THE RECORDS START
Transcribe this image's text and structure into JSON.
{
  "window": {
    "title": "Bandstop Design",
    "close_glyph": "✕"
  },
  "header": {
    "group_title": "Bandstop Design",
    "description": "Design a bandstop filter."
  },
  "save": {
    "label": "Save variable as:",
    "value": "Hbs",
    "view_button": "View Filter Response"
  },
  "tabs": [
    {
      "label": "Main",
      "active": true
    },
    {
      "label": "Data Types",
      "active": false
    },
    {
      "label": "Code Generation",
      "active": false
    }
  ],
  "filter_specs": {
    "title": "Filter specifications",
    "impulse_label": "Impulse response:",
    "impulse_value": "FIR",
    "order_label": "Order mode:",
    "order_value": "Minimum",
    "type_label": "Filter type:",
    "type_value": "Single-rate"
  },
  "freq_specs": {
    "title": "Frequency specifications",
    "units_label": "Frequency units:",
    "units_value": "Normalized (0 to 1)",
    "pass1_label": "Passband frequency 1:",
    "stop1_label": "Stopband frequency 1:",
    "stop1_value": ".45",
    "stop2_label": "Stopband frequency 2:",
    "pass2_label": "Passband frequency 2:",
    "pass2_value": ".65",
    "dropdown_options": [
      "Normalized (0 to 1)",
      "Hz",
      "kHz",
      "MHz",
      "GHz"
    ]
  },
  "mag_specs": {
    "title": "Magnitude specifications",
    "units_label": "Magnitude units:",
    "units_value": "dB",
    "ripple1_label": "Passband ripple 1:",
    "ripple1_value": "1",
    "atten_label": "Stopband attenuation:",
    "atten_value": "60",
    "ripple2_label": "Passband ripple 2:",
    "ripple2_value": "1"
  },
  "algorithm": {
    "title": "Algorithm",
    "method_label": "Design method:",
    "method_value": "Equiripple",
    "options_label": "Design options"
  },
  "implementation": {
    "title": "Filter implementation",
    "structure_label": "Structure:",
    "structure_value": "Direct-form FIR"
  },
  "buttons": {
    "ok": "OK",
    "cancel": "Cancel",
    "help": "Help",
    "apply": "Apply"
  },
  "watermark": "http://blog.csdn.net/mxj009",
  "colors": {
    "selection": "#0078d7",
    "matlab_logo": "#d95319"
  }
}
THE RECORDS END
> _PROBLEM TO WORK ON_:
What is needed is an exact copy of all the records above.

> _REPLY_:
Transcribe this image's text and structure into JSON.
{
  "window": {
    "title": "Bandstop Design",
    "close_glyph": "✕"
  },
  "header": {
    "group_title": "Bandstop Design",
    "description": "Design a bandstop filter."
  },
  "save": {
    "label": "Save variable as:",
    "value": "Hbs",
    "view_button": "View Filter Response"
  },
  "tabs": [
    {
      "label": "Main",
      "active": true
    },
    {
      "label": "Data Types",
      "active": false
    },
    {
      "label": "Code Generation",
      "active": false
    }
  ],
  "filter_specs": {
    "title": "Filter specifications",
    "impulse_label": "Impulse response:",
    "impulse_value": "FIR",
    "order_label": "Order mode:",
    "order_value": "Minimum",
    "type_label": "Filter type:",
    "type_value": "Single-rate"
  },
  "freq_specs": {
    "title": "Frequency specifications",
    "units_label": "Frequency units:",
    "units_value": "Normalized (0 to 1)",
    "pass1_label": "Passband frequency 1:",
    "stop1_label": "Stopband frequency 1:",
    "stop1_value": ".45",
    "stop2_label": "Stopband frequency 2:",
    "pass2_label": "Passband frequency 2:",
    "pass2_value": ".65",
    "dropdown_options": [
      "Normalized (0 to 1)",
      "Hz",
      "kHz",
      "MHz",
      "GHz"
    ]
  },
  "mag_specs": {
    "title": "Magnitude specifications",
    "units_label": "Magnitude units:",
    "units_value": "dB",
    "ripple1_label": "Passband ripple 1:",
    "ripple1_value": "1",
    "atten_label": "Stopband attenuation:",
    "atten_value": "60",
    "ripple2_label": "Passband ripple 2:",
    "ripple2_value": "1"
  },
  "algorithm": {
    "title": "Algorithm",
    "method_label": "Design method:",
    "method_value": "Equiripple",
    "options_label": "Design options"
  },
  "implementation": {
    "title": "Filter implementation",
    "structure_label": "Structure:",
    "structure_value": "Direct-form FIR"
  },
  "buttons": {
    "ok": "OK",
    "cancel": "Cancel",
    "help": "Help",
    "apply": "Apply"
  },
  "watermark": "http://blog.csdn.net/mxj009",
  "colors": {
    "selection": "#0078d7",
    "matlab_logo": "#d95319"
  }
}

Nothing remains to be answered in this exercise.